As you might expect from a premium Land Rover product, spec is high on even the basic ‘S’ models. All Sports get full-time four-wheel drive, electronic air suspension with Terrain Response, automatic climate control and cruise control, and 17in alloys. Not enough? The SE adds rear parking sensors, leather seats, Xenon headlamps and 18in alloys, or with HSE you get too many electrical gadgets to list, but including electric front seat adjustment, plus 19in alloys and metallic paint. HST, available on the TDV8 and supercharged cars, gives you a hand-polished oak interior, electric sunroof and 20in ‘Stormer’ alloys.
Few major problems have come to light so far, and most troubles seem to be related to skimped maintenance or abuse. That makes proper forensic inspection of the service history – not just counting the stamps – even more important than usual. Do the records speak of a car that’s been properly cared for? Has it been serviced by specialists or just the local garage of late?
There are also clues to past ownership in the extent of any damage to the wheel rims, which are vulnerable to kerbing due to the low-profile tyres. If badly damaged you’ll need upwards of £350 for a new wheel. There’s a test you can carry out to make sure the air suspension is functioning correctly. Hold the suspension button to lower for about 10 seconds to lock it in ‘low’. Then drive off. When you reach about 10mph the suspension should lift automatically. If it doesn’t, there’s a problem you don’t want to pay to fix.
Inevitably with such a complex car there’s potential for electrical gremlins, so try everything that has a switch. Don’t be rushed or worry about annoying the seller – it’s your money that’s at stake. And if it’s a dealer, that’s their job. Unusual items you might forget are the fuel gauge – if it’s not working it’s probably because of corroded contacts on top of the fuel tank – a £400 job to drop the tank to gain access. Also headlight bulbs – new ones are more than £100 each. Listen for suspension clonks over bumps, and have a good look underneath the car for damage. Though few of these are used off-road, you don’t want that rare one that has been scraping its floor on rocks.

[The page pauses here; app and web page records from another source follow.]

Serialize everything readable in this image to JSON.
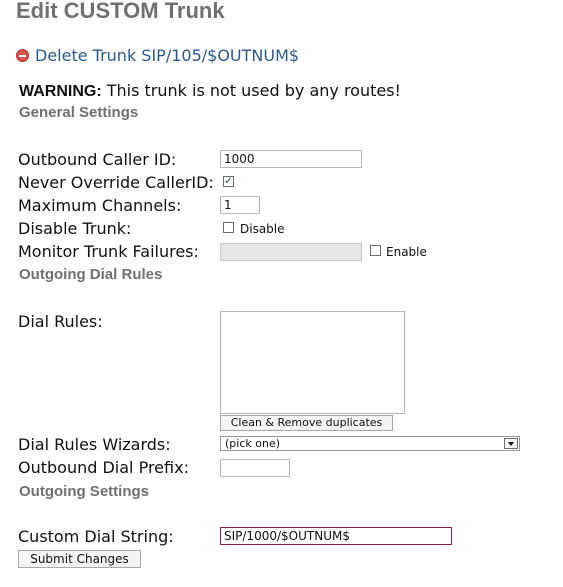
{
  "page": {
    "title": "Edit CUSTOM Trunk",
    "delete_link": "Delete Trunk SIP/105/$OUTNUM$",
    "warning_bold": "WARNING:",
    "warning_text": " This trunk is not used by any routes!"
  },
  "sections": {
    "general": "General Settings",
    "dial_rules": "Outgoing Dial Rules",
    "outgoing": "Outgoing Settings"
  },
  "general": {
    "outbound_cid_label": "Outbound Caller ID:",
    "outbound_cid_value": "1000",
    "never_override_label": "Never Override CallerID:",
    "never_override_checked": true,
    "max_channels_label": "Maximum Channels:",
    "max_channels_value": "1",
    "disable_trunk_label": "Disable Trunk:",
    "disable_checkbox_label": "Disable",
    "disable_checked": false,
    "monitor_label": "Monitor Trunk Failures:",
    "monitor_value": "",
    "enable_checkbox_label": "Enable",
    "enable_checked": false
  },
  "dial_rules": {
    "label": "Dial Rules:",
    "value": "",
    "clean_button": "Clean & Remove duplicates",
    "wizards_label": "Dial Rules Wizards:",
    "wizards_selected": "(pick one)",
    "prefix_label": "Outbound Dial Prefix:",
    "prefix_value": ""
  },
  "outgoing": {
    "dial_string_label": "Custom Dial String:",
    "dial_string_value": "SIP/1000/$OUTNUM$"
  },
  "actions": {
    "submit": "Submit Changes"
  },
  "icons": {
    "delete": "delete-icon",
    "checkmark": "checkmark-icon",
    "dropdown": "chevron-down-icon"
  }
}
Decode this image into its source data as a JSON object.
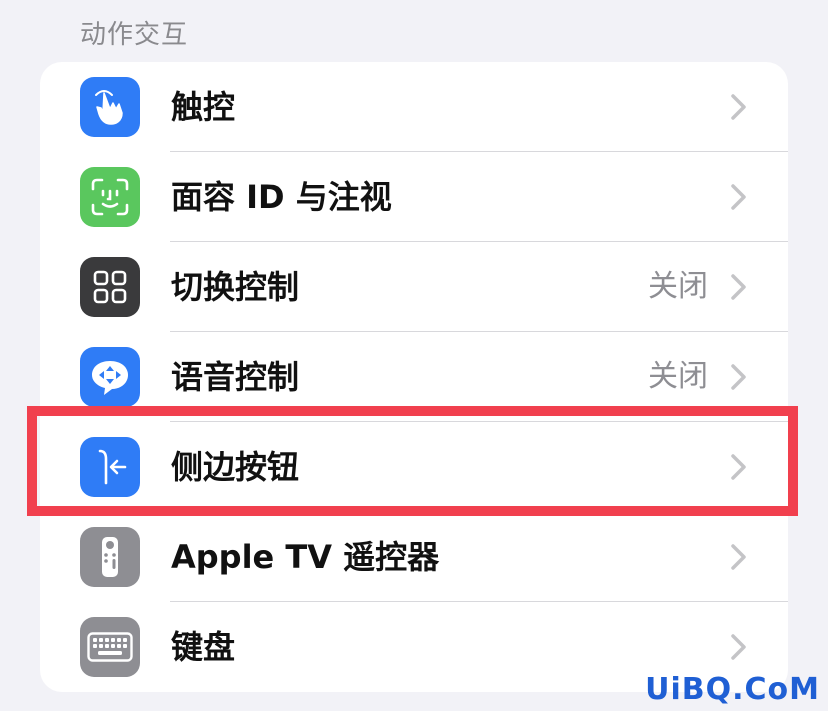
{
  "section": {
    "title": "动作交互"
  },
  "rows": [
    {
      "label": "触控",
      "value": "",
      "icon": "touch-hand-icon",
      "icon_bg": "#2f7cf6"
    },
    {
      "label": "面容 ID 与注视",
      "value": "",
      "icon": "face-id-icon",
      "icon_bg": "#5ac75e"
    },
    {
      "label": "切换控制",
      "value": "关闭",
      "icon": "switch-control-grid-icon",
      "icon_bg": "#3a3a3c"
    },
    {
      "label": "语音控制",
      "value": "关闭",
      "icon": "voice-control-icon",
      "icon_bg": "#2f7cf6"
    },
    {
      "label": "侧边按钮",
      "value": "",
      "icon": "side-button-icon",
      "icon_bg": "#2f7cf6"
    },
    {
      "label": "Apple TV 遥控器",
      "value": "",
      "icon": "apple-tv-remote-icon",
      "icon_bg": "#8e8e93"
    },
    {
      "label": "键盘",
      "value": "",
      "icon": "keyboard-icon",
      "icon_bg": "#8e8e93"
    }
  ],
  "highlight_color": "#f1404e",
  "watermark": "UiBQ.CoM"
}
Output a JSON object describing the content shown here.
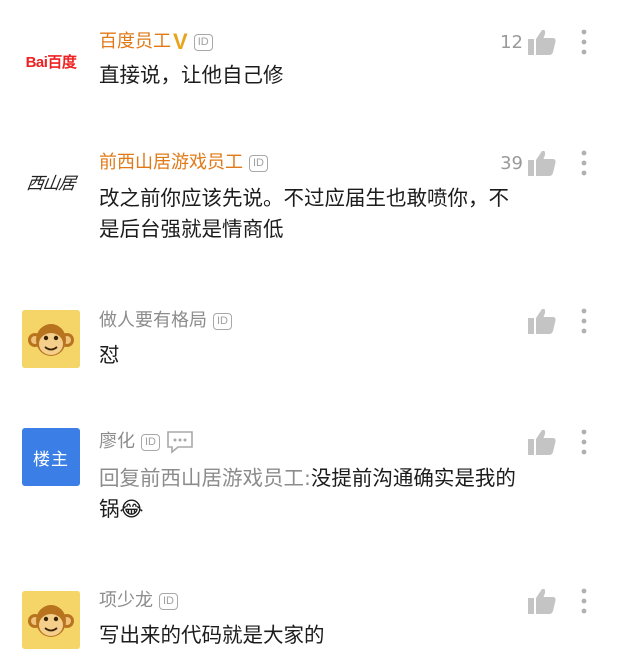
{
  "comments": [
    {
      "avatar": "baidu-logo",
      "avatar_text": "Bai百度",
      "username": "百度员工",
      "verified": true,
      "text": "直接说，让他自己修",
      "likes": "12"
    },
    {
      "avatar": "xishanju-logo",
      "avatar_text": "西山居",
      "username": "前西山居游戏员工",
      "verified": false,
      "text": "改之前你应该先说。不过应届生也敢喷你，不是后台强就是情商低",
      "likes": "39"
    },
    {
      "avatar": "monkey-avatar",
      "username": "做人要有格局",
      "verified": false,
      "text": "怼",
      "likes": ""
    },
    {
      "avatar": "louzhu-avatar",
      "avatar_text": "楼主",
      "username": "廖化",
      "verified": false,
      "reply_prefix": "回复前西山居游戏员工:",
      "text": "没提前沟通确实是我的锅😂",
      "likes": ""
    },
    {
      "avatar": "monkey-avatar",
      "username": "项少龙",
      "verified": false,
      "text": "写出来的代码就是大家的",
      "likes": ""
    }
  ],
  "id_badge_label": "ID",
  "verified_badge": "V",
  "colors": {
    "official_name": "#e07a18",
    "normal_name": "#8c8c8c",
    "icon_gray": "#c4c4c4",
    "louzhu_bg": "#3b7fe6",
    "monkey_bg": "#f5d568"
  }
}
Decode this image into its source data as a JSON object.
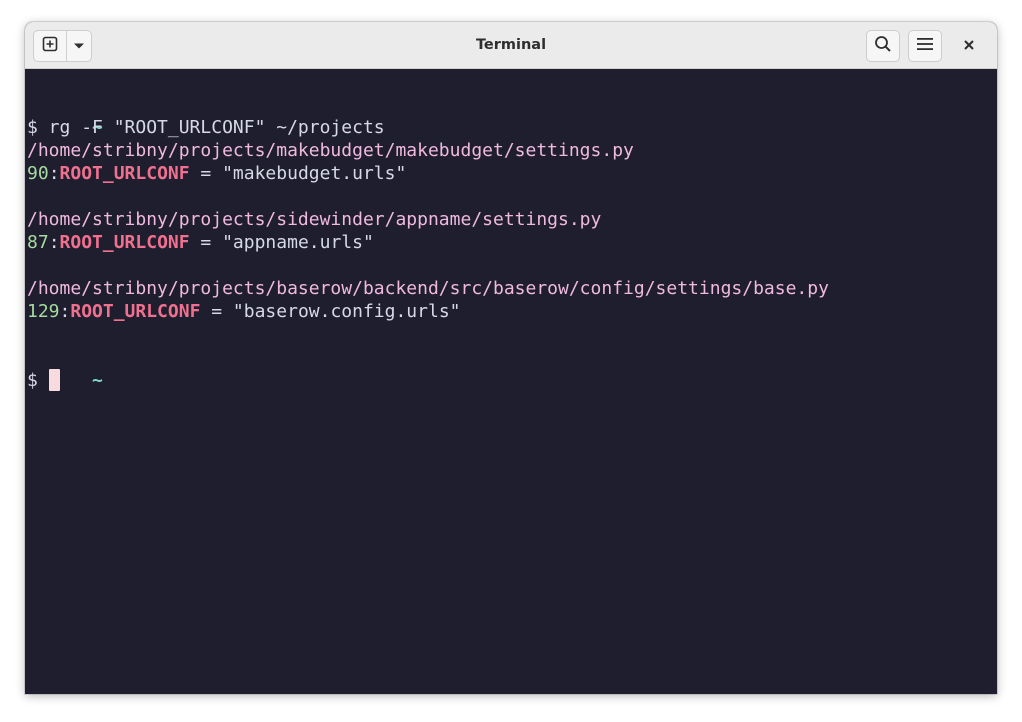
{
  "window": {
    "title": "Terminal"
  },
  "header": {
    "new_tab_icon": "new-tab-icon",
    "dropdown_icon": "chevron-down-icon",
    "search_icon": "search-icon",
    "menu_icon": "hamburger-menu-icon",
    "close_icon": "close-icon"
  },
  "terminal": {
    "prompt_dir_1": "~",
    "prompt_symbol_1": "$",
    "command": " rg -F \"ROOT_URLCONF\" ~/projects",
    "results": [
      {
        "path": "/home/stribny/projects/makebudget/makebudget/settings.py",
        "line_number": "90",
        "separator": ":",
        "match": "ROOT_URLCONF",
        "rest": " = \"makebudget.urls\""
      },
      {
        "path": "/home/stribny/projects/sidewinder/appname/settings.py",
        "line_number": "87",
        "separator": ":",
        "match": "ROOT_URLCONF",
        "rest": " = \"appname.urls\""
      },
      {
        "path": "/home/stribny/projects/baserow/backend/src/baserow/config/settings/base.py",
        "line_number": "129",
        "separator": ":",
        "match": "ROOT_URLCONF",
        "rest": " = \"baserow.config.urls\""
      }
    ],
    "prompt_dir_2": "~",
    "prompt_symbol_2": "$ "
  },
  "colors": {
    "background": "#1f1e2e",
    "foreground": "#d7d9e6",
    "path": "#f0b9de",
    "line_number": "#a6dba0",
    "match": "#f0708f",
    "prompt_dir": "#7fd6c7",
    "cursor": "#f9dadf",
    "titlebar": "#ebebeb"
  }
}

Finally, check that the tailgate opens and closes properly, and that there’s no flexing of the hinge mounting points.
Possibly Land Rover’s best-looking product, the Sport is near enough as capable as its counterparts but handily that little bit smaller, even than a Discovery. Universally praised by anyone who has towed with one, there’s little they won’t shift. Residuals have been good so far. The other big plus point is that they appear to be more durable and less fault-prone than a Discovery.

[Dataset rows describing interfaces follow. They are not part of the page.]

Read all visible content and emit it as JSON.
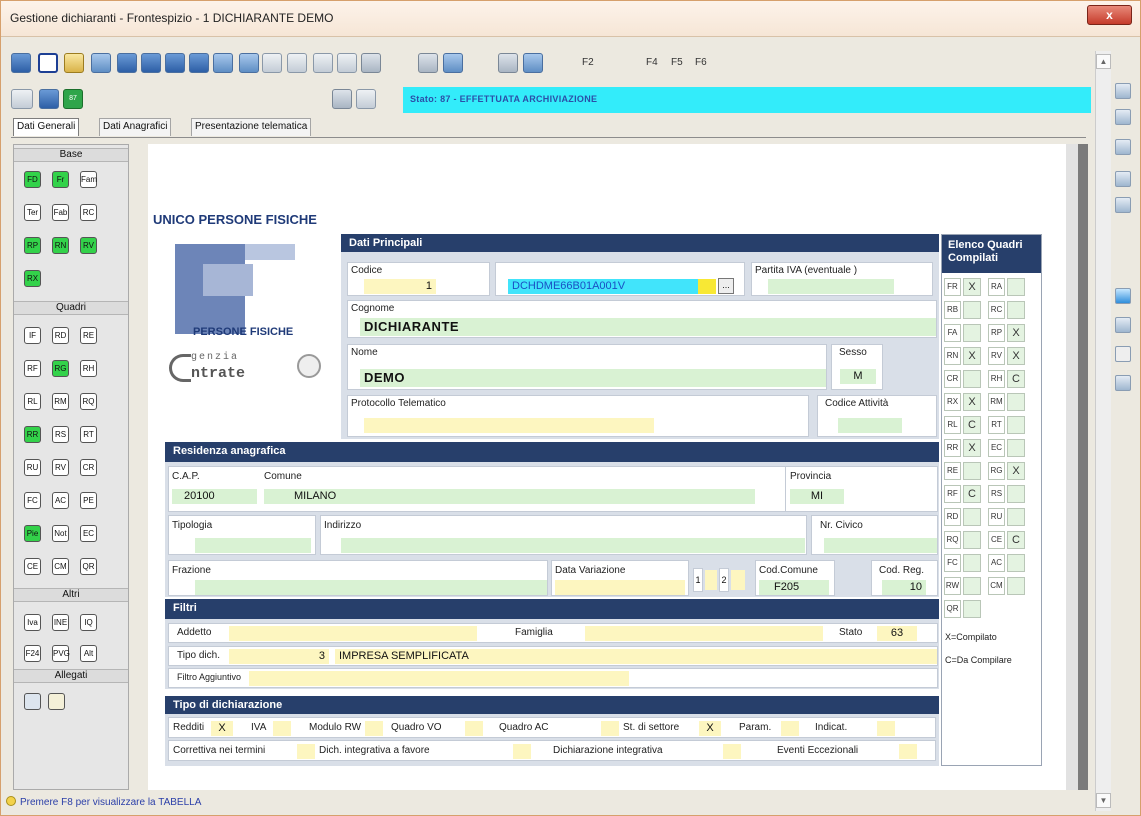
{
  "window": {
    "title": "Gestione dichiaranti - Frontespizio - 1 DICHIARANTE DEMO",
    "close_label": "x"
  },
  "toolbar": {
    "fkeys": [
      "F2",
      "F4",
      "F5",
      "F6"
    ],
    "small_badge": "87"
  },
  "status": {
    "text": "Stato: 87 - EFFETTUATA ARCHIVIAZIONE",
    "color": "#33ecfa"
  },
  "tabs": [
    "Dati Generali",
    "Dati Anagrafici",
    "Presentazione telematica"
  ],
  "left_panel": {
    "groups": [
      "Base",
      "Quadri",
      "Altri",
      "Allegati"
    ],
    "base": [
      {
        "code": "FD",
        "done": true
      },
      {
        "code": "Fr",
        "done": true
      },
      {
        "code": "Fam",
        "done": false
      },
      {
        "code": "Ter",
        "done": false
      },
      {
        "code": "Fab",
        "done": false
      },
      {
        "code": "RC",
        "done": false
      },
      {
        "code": "RP",
        "done": true
      },
      {
        "code": "RN",
        "done": true
      },
      {
        "code": "RV",
        "done": true
      },
      {
        "code": "RX",
        "done": true
      }
    ],
    "quadri": [
      {
        "code": "IF",
        "done": false
      },
      {
        "code": "RD",
        "done": false
      },
      {
        "code": "RE",
        "done": false
      },
      {
        "code": "RF",
        "done": false
      },
      {
        "code": "RG",
        "done": true
      },
      {
        "code": "RH",
        "done": false
      },
      {
        "code": "RL",
        "done": false
      },
      {
        "code": "RM",
        "done": false
      },
      {
        "code": "RQ",
        "done": false
      },
      {
        "code": "RR",
        "done": true
      },
      {
        "code": "RS",
        "done": false
      },
      {
        "code": "RT",
        "done": false
      },
      {
        "code": "RU",
        "done": false
      },
      {
        "code": "RV",
        "done": false
      },
      {
        "code": "CR",
        "done": false
      },
      {
        "code": "FC",
        "done": false
      },
      {
        "code": "AC",
        "done": false
      },
      {
        "code": "PE",
        "done": false
      },
      {
        "code": "Pie",
        "done": true
      },
      {
        "code": "Not",
        "done": false
      },
      {
        "code": "EC",
        "done": false
      },
      {
        "code": "CE",
        "done": false
      },
      {
        "code": "CM",
        "done": false
      },
      {
        "code": "QR",
        "done": false
      }
    ],
    "altri": [
      {
        "code": "Iva",
        "done": false
      },
      {
        "code": "INE",
        "done": false
      },
      {
        "code": "IQ",
        "done": false
      },
      {
        "code": "F24",
        "done": false
      },
      {
        "code": "PVG",
        "done": false
      },
      {
        "code": "Alt",
        "done": false
      }
    ]
  },
  "form": {
    "heading": "UNICO PERSONE FISICHE",
    "logo": {
      "line1": "PERSONE FISICHE",
      "line2a": "genzia",
      "line2b": "ntrate"
    },
    "dati_principali": {
      "header": "Dati Principali",
      "codice_label": "Codice",
      "codice_value": "1",
      "cf_value": "DCHDME66B01A001V",
      "cf_button": "...",
      "piva_label": "Partita IVA (eventuale )",
      "piva_value": "",
      "cognome_label": "Cognome",
      "cognome_value": "DICHIARANTE",
      "nome_label": "Nome",
      "nome_value": "DEMO",
      "sesso_label": "Sesso",
      "sesso_value": "M",
      "protocollo_label": "Protocollo Telematico",
      "protocollo_value": "",
      "codice_attivita_label": "Codice Attività",
      "codice_attivita_value": ""
    },
    "residenza": {
      "header": "Residenza anagrafica",
      "cap_label": "C.A.P.",
      "cap_value": "20100",
      "comune_label": "Comune",
      "comune_value": "MILANO",
      "provincia_label": "Provincia",
      "provincia_value": "MI",
      "tipologia_label": "Tipologia",
      "tipologia_value": "",
      "indirizzo_label": "Indirizzo",
      "indirizzo_value": "",
      "civico_label": "Nr. Civico",
      "civico_value": "",
      "frazione_label": "Frazione",
      "frazione_value": "",
      "data_variazione_label": "Data Variazione",
      "data_variazione_value": "",
      "dv_box1": "1",
      "dv_box2": "2",
      "cod_comune_label": "Cod.Comune",
      "cod_comune_value": "F205",
      "cod_reg_label": "Cod. Reg.",
      "cod_reg_value": "10"
    },
    "filtri": {
      "header": "Filtri",
      "addetto_label": "Addetto",
      "addetto_value": "",
      "famiglia_label": "Famiglia",
      "famiglia_value": "",
      "stato_label": "Stato",
      "stato_value": "63",
      "tipo_dich_label": "Tipo dich.",
      "tipo_dich_code": "3",
      "tipo_dich_value": "IMPRESA SEMPLIFICATA",
      "filtro_agg_label": "Filtro Aggiuntivo",
      "filtro_agg_value": ""
    },
    "tipo_dichiarazione": {
      "header": "Tipo di dichiarazione",
      "row1": [
        {
          "label": "Redditi",
          "value": "X"
        },
        {
          "label": "IVA",
          "value": ""
        },
        {
          "label": "Modulo RW",
          "value": ""
        },
        {
          "label": "Quadro VO",
          "value": ""
        },
        {
          "label": "Quadro AC",
          "value": ""
        },
        {
          "label": "St. di settore",
          "value": "X"
        },
        {
          "label": "Param.",
          "value": ""
        },
        {
          "label": "Indicat.",
          "value": ""
        }
      ],
      "row2": [
        {
          "label": "Correttiva nei termini",
          "value": ""
        },
        {
          "label": "Dich. integrativa a favore",
          "value": ""
        },
        {
          "label": "Dichiarazione integrativa",
          "value": ""
        },
        {
          "label": "Eventi Eccezionali",
          "value": ""
        }
      ]
    },
    "elenco_quadri": {
      "header": "Elenco Quadri Compilati",
      "rows": [
        [
          {
            "code": "FR",
            "v": "X"
          },
          {
            "code": "RA",
            "v": ""
          }
        ],
        [
          {
            "code": "RB",
            "v": ""
          },
          {
            "code": "RC",
            "v": ""
          }
        ],
        [
          {
            "code": "FA",
            "v": ""
          },
          {
            "code": "RP",
            "v": "X"
          }
        ],
        [
          {
            "code": "RN",
            "v": "X"
          },
          {
            "code": "RV",
            "v": "X"
          }
        ],
        [
          {
            "code": "CR",
            "v": ""
          },
          {
            "code": "RH",
            "v": "C"
          }
        ],
        [
          {
            "code": "RX",
            "v": "X"
          },
          {
            "code": "RM",
            "v": ""
          }
        ],
        [
          {
            "code": "RL",
            "v": "C"
          },
          {
            "code": "RT",
            "v": ""
          }
        ],
        [
          {
            "code": "RR",
            "v": "X"
          },
          {
            "code": "EC",
            "v": ""
          }
        ],
        [
          {
            "code": "RE",
            "v": ""
          },
          {
            "code": "RG",
            "v": "X"
          }
        ],
        [
          {
            "code": "RF",
            "v": "C"
          },
          {
            "code": "RS",
            "v": ""
          }
        ],
        [
          {
            "code": "RD",
            "v": ""
          },
          {
            "code": "RU",
            "v": ""
          }
        ],
        [
          {
            "code": "RQ",
            "v": ""
          },
          {
            "code": "CE",
            "v": "C"
          }
        ],
        [
          {
            "code": "FC",
            "v": ""
          },
          {
            "code": "AC",
            "v": ""
          }
        ],
        [
          {
            "code": "RW",
            "v": ""
          },
          {
            "code": "CM",
            "v": ""
          }
        ],
        [
          {
            "code": "QR",
            "v": ""
          }
        ]
      ],
      "legend_x": "X=Compilato",
      "legend_c": "C=Da Compilare"
    }
  },
  "hint": "Premere F8 per visualizzare la TABELLA"
}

Our top choice would be the TDV8 3.6. Yes, the TDV6 is perfectly good for towing duties, but if you can stretch to the V8 then it would be almost rude not to. A real brute in the best possible connotation of the term, and it will also always be easy to find it a new home.
However, we would avoid the supercharged 4.2 version. It is simply complete overkill – and that’s just the fuel consumption, likely to be in the mid-teens when you’re towing. They are also, for reasons probably not unconnected with macho posturing, as expensive as equivalent diesel V6s.
What you need to know
We are looking at 2005-2013 models. Here are some useful figures (for a 2010 V50 2.0 D4):
- Kerbweight 2675kg
- Towing limit 3500kg
- Towball limit 150kg
- 85% match 2274kg
If you need to fit a towbar to a used Range Rover Sport, a Witter fixed towbar will be £165.79 and a Thule detachable towbar will come to £272.50, fitting extra (quotes from PF Jones).
Try everything that has a switch – don’t be rushed